Fed signals higher for longer, yields spike
As expected, the Federal Reserve did not raise interest rates at their latest meeting this week. What was less expected, was their Summary of Economic Projections (SEP), which outlines the future expected levels of interest rates, GDP, unemployment, etc., showing most Fed participants expected interest rates to remain at the current level well through 2024. In prior projections, interest rates were seen coming down sooner. This caused the yields on the 10 and 30-year treasuries to surge to new multi-decade high levels (~4.5% and ~4.55% respectively). This also caused stocks to sell off dramatically.
- The Fed’s projections have been wrong for a long time, so there is little reason to put too much stock in the new information
- That said, the Fed seems to be incorporating the recent strong economic data into its adjustment

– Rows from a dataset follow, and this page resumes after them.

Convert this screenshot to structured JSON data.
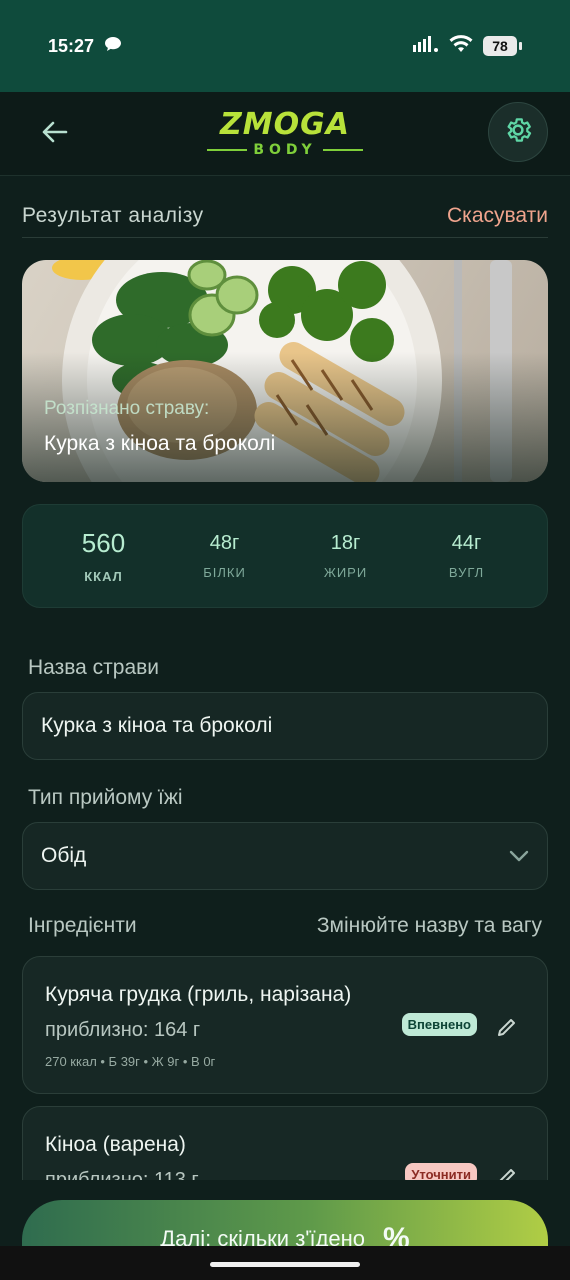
{
  "status_bar": {
    "time": "15:27",
    "battery": "78"
  },
  "header": {
    "logo_main": "ZMOGA",
    "logo_sub": "BODY"
  },
  "result": {
    "title": "Результат аналізу",
    "cancel": "Скасувати"
  },
  "hero": {
    "label": "Розпізнано страву:",
    "dish": "Курка з кіноа та броколі"
  },
  "macros": [
    {
      "value": "560",
      "label": "ККАЛ"
    },
    {
      "value": "48г",
      "label": "БІЛКИ"
    },
    {
      "value": "18г",
      "label": "ЖИРИ"
    },
    {
      "value": "44г",
      "label": "ВУГЛ"
    }
  ],
  "form": {
    "name_label": "Назва страви",
    "name_value": "Курка з кіноа та броколі",
    "meal_label": "Тип прийому їжі",
    "meal_value": "Обід"
  },
  "ingredients": {
    "title": "Інгредієнти",
    "hint": "Змінюйте назву та вагу",
    "items": [
      {
        "name": "Куряча грудка (гриль, нарізана)",
        "approx": "приблизно: 164 г",
        "meta": "270 ккал • Б 39г • Ж 9г • В 0г",
        "badge": "Впевнено"
      },
      {
        "name": "Кіноа (варена)",
        "approx": "приблизно: 113 г",
        "meta": "",
        "badge": "Уточнити"
      }
    ]
  },
  "next_button": {
    "label": "Далі: скільки з'їдено",
    "icon": "%"
  }
}
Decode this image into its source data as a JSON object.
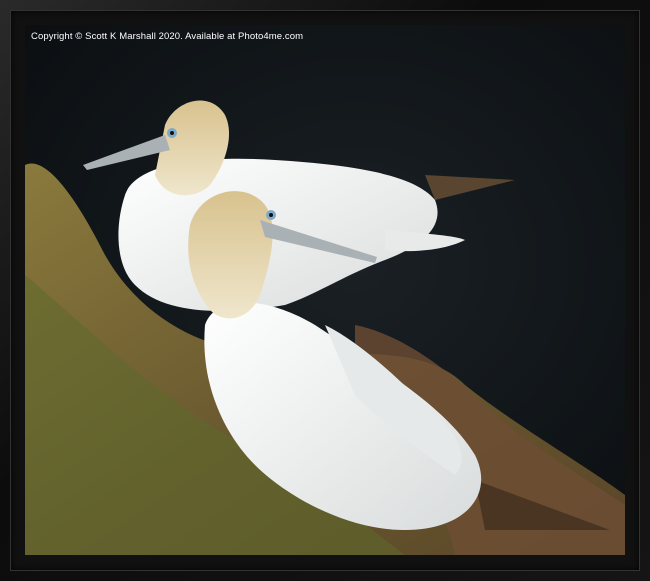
{
  "watermark": {
    "text": "Copyright  © Scott K Marshall  2020. Available at Photo4me.com"
  },
  "photo": {
    "subject": "gannets",
    "colors": {
      "background": "#0f1418",
      "feather": "#f2f2ef",
      "head": "#d9c391",
      "grass": "#7a6a3a",
      "frame": "#111111"
    }
  }
}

- Chairman Powell, in the press conference following their announcement, tried to strike a balanced tone by continuing to stress the importance of bringing down inflation, while using the word “carefully” in reference to future policy
- When asked if a “soft landing” was their base case, the Chairman said it was not, however, their own projections point to exactly that kind of scenario

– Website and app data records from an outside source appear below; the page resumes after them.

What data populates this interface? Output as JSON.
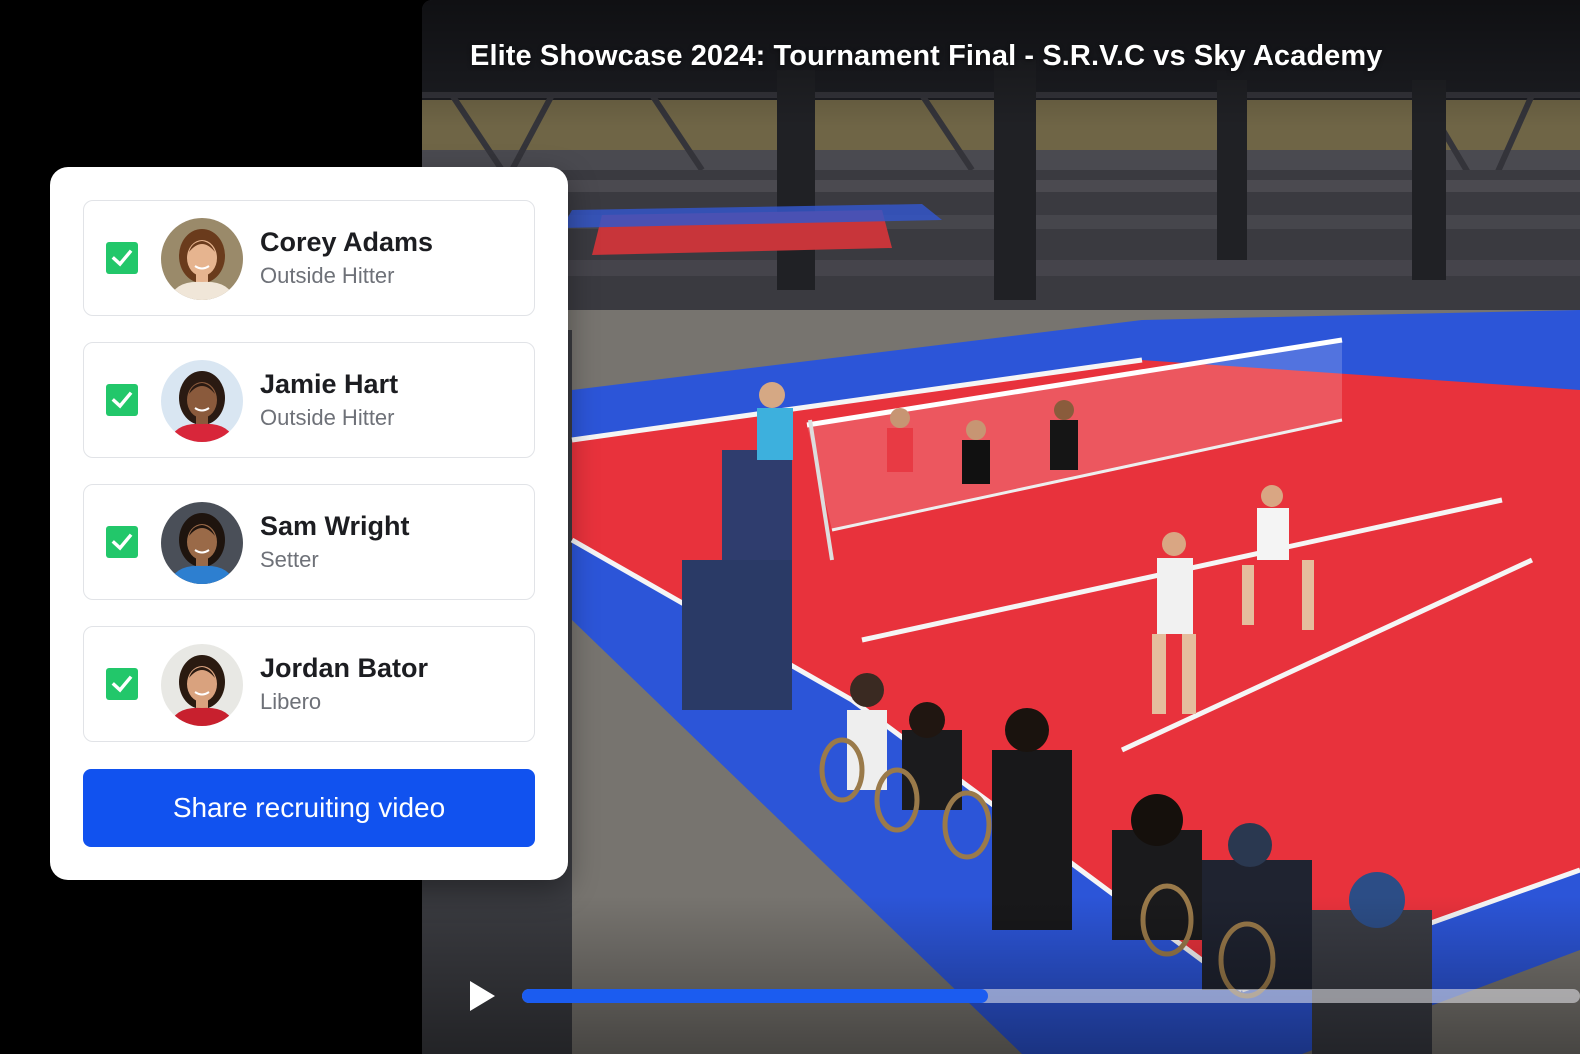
{
  "video": {
    "title": "Elite Showcase 2024: Tournament Final - S.R.V.C vs Sky Academy",
    "play_icon": "play-icon",
    "progress": 0.44,
    "colors": {
      "progress_fill": "#1b5cf0",
      "court_red": "#e8323c",
      "court_blue": "#2c55d8"
    }
  },
  "card": {
    "athletes": [
      {
        "name": "Corey Adams",
        "position": "Outside Hitter",
        "checked": true,
        "jersey": "#f0e6d8",
        "hair": "#6a3b1c",
        "skin": "#e6b48f",
        "bg": "#9a8a6a"
      },
      {
        "name": "Jamie Hart",
        "position": "Outside Hitter",
        "checked": true,
        "jersey": "#d8263a",
        "hair": "#2a1a12",
        "skin": "#8a5a3c",
        "bg": "#d9e6f2"
      },
      {
        "name": "Sam Wright",
        "position": "Setter",
        "checked": true,
        "jersey": "#2d7fd0",
        "hair": "#1e140e",
        "skin": "#9a6a48",
        "bg": "#4a4f58"
      },
      {
        "name": "Jordan Bator",
        "position": "Libero",
        "checked": true,
        "jersey": "#c8202e",
        "hair": "#2a1a10",
        "skin": "#d9a27e",
        "bg": "#e8e8e4"
      }
    ],
    "share_label": "Share recruiting video",
    "colors": {
      "check": "#22c76a",
      "button": "#1152ef"
    }
  }
}
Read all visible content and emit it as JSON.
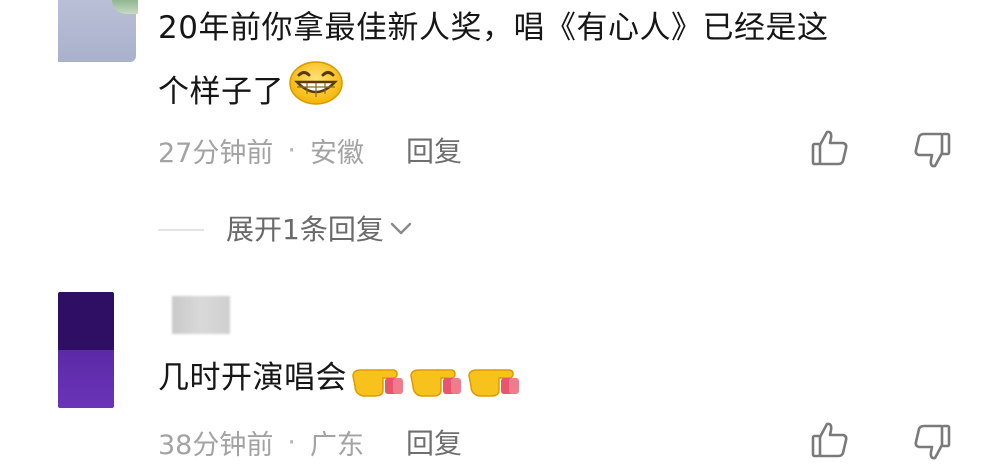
{
  "comments": [
    {
      "text_line1": "20年前你拿最佳新人奖，唱《有心人》已经是这",
      "text_line2": "个样子了",
      "text_emoji": "grinning-face-emoji",
      "time": "27分钟前",
      "separator": "·",
      "location": "安徽",
      "reply_label": "回复",
      "expand_label": "展开1条回复"
    },
    {
      "text": "几时开演唱会",
      "text_emojis": [
        "pointing-hand-emoji",
        "pointing-hand-emoji",
        "pointing-hand-emoji"
      ],
      "time": "38分钟前",
      "separator": "·",
      "location": "广东",
      "reply_label": "回复"
    }
  ],
  "icons": {
    "like": "thumbs-up-icon",
    "dislike": "thumbs-down-icon",
    "expand": "chevron-down-icon"
  },
  "colors": {
    "text_primary": "#161616",
    "text_meta": "#a3a3a3",
    "text_action": "#6f6f6f",
    "avatar2_top": "#2e0f63",
    "avatar2_bottom": "#6a34b8"
  }
}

- All in all, it does seem as if higher interest rates are slowly filtering through the real economy
- Economic indicators, however, continue to show resilience, so it is hard to determine direction, barring an exogenous shock
UAW strike continues, more to come?

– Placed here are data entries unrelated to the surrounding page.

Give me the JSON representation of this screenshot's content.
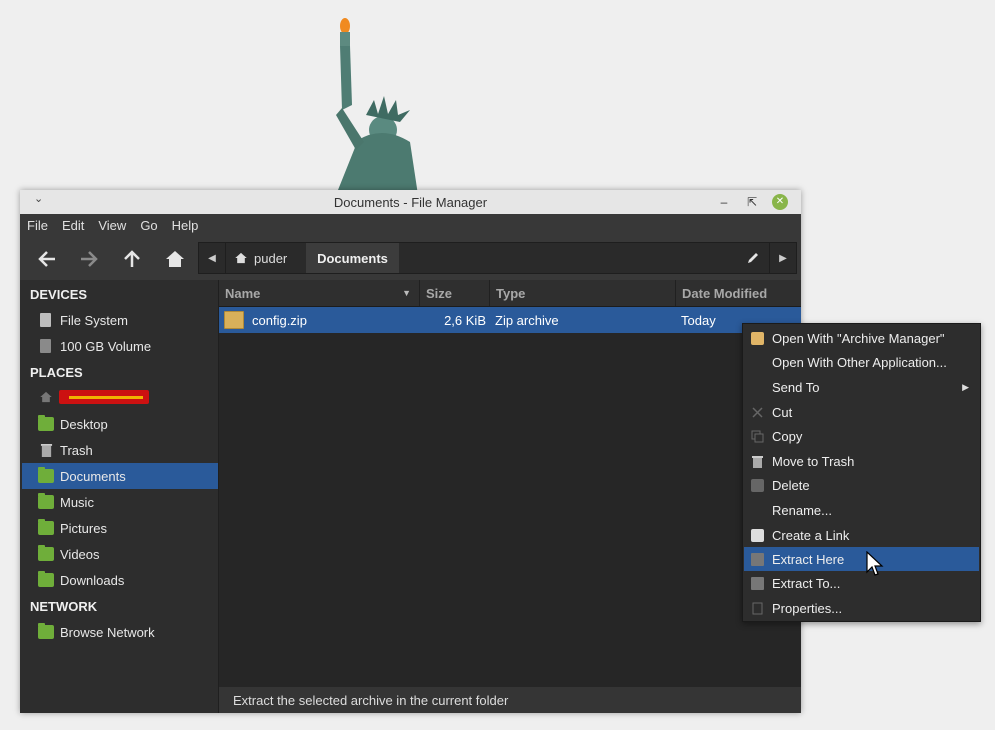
{
  "window": {
    "title": "Documents - File Manager",
    "menu_icon": "chevron-down-icon",
    "controls": [
      "minimize-icon",
      "restore-icon",
      "close-icon"
    ]
  },
  "menubar": [
    "File",
    "Edit",
    "View",
    "Go",
    "Help"
  ],
  "toolbar": {
    "buttons": [
      "back-arrow-icon",
      "forward-arrow-icon",
      "up-arrow-icon",
      "home-icon"
    ],
    "path": [
      "puder",
      "Documents"
    ]
  },
  "sidebar": {
    "sections": [
      {
        "heading": "DEVICES",
        "items": [
          {
            "label": "File System",
            "icon": "drive-icon"
          },
          {
            "label": "100 GB Volume",
            "icon": "drive-icon"
          }
        ]
      },
      {
        "heading": "PLACES",
        "items": [
          {
            "label": "",
            "icon": "home-icon",
            "redacted": true
          },
          {
            "label": "Desktop",
            "icon": "folder-icon"
          },
          {
            "label": "Trash",
            "icon": "trash-icon"
          },
          {
            "label": "Documents",
            "icon": "folder-icon",
            "selected": true
          },
          {
            "label": "Music",
            "icon": "folder-icon"
          },
          {
            "label": "Pictures",
            "icon": "folder-icon"
          },
          {
            "label": "Videos",
            "icon": "folder-icon"
          },
          {
            "label": "Downloads",
            "icon": "folder-icon"
          }
        ]
      },
      {
        "heading": "NETWORK",
        "items": [
          {
            "label": "Browse Network",
            "icon": "network-icon"
          }
        ]
      }
    ]
  },
  "columns": [
    "Name",
    "Size",
    "Type",
    "Date Modified"
  ],
  "files": [
    {
      "name": "config.zip",
      "size": "2,6 KiB",
      "type": "Zip archive",
      "modified": "Today",
      "selected": true
    }
  ],
  "status": "Extract the selected archive in the current folder",
  "context_menu": {
    "items": [
      {
        "label": "Open With \"Archive Manager\"",
        "icon": "archive-icon"
      },
      {
        "label": "Open With Other Application...",
        "icon": ""
      },
      {
        "label": "Send To",
        "icon": "",
        "submenu": true
      },
      {
        "label": "Cut",
        "icon": "cut-icon"
      },
      {
        "label": "Copy",
        "icon": "copy-icon"
      },
      {
        "label": "Move to Trash",
        "icon": "trash-icon"
      },
      {
        "label": "Delete",
        "icon": "delete-icon"
      },
      {
        "label": "Rename...",
        "icon": ""
      },
      {
        "label": "Create a Link",
        "icon": "link-icon"
      },
      {
        "label": "Extract Here",
        "icon": "extract-icon",
        "selected": true
      },
      {
        "label": "Extract To...",
        "icon": "extract-icon"
      },
      {
        "label": "Properties...",
        "icon": "properties-icon"
      }
    ]
  },
  "colors": {
    "accent": "#2a5a9a",
    "folder": "#6fae3a",
    "close": "#89b54a"
  }
}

The United Autoworkers Union (UAW) seems likely to continue the strike that began last week. The two sides still seem far apart, with the UAW demanding 40% wage increases over four and a half years, while the automakers seem to be offering something closer to 20%. Elsewhere, the writers’ union continues its strike, and we are even hearing rumblings of potential strikes in the hospital sector. One of the unions representing nearly 80,000 workers at Kaiser Permanente, one of the largest hospital systems in the country, has authorized a strike if a deal isn't reached by the end of the month.
- Worker strikes are a result of the recent inflationary environment we experienced
- As workers see their cost of living increase and don’t feel their wages keeping up, they demand higher pay
- This creates a self-reinforcing cycle of sorts as companies are forced to either increase prices to compensate for higher wages or their profits decrease
- If inflation remains structurally high, expect to see labor unions gain popularity not seen since the 1970s
Government shutdown looms
With Kevin McCarthy failing to appease the hard right wing of his party, the probability of a government shutdown increased this week. Without a stop-gap spending bill passed before the end of the month, the federal government will be forced to begin shutting down various agencies. A shutdown is expected to erase 0.2% from economic growth for each week that it lasts.
- The failure to advance the spending bill was due to 6 of the far right-leaning members of the House voting against it
- The far-right faction of the House wants more action as it relates to their opposition of funding the Ukraine war, our large debt load, and the ongoing border crisis
- The Senate may take the opportunity to vote on a short-term bill next week to prevent a shutdown
- However, the uncertainty is generally not good for financial markets, and the potential headwinds for the economy come at a precarious time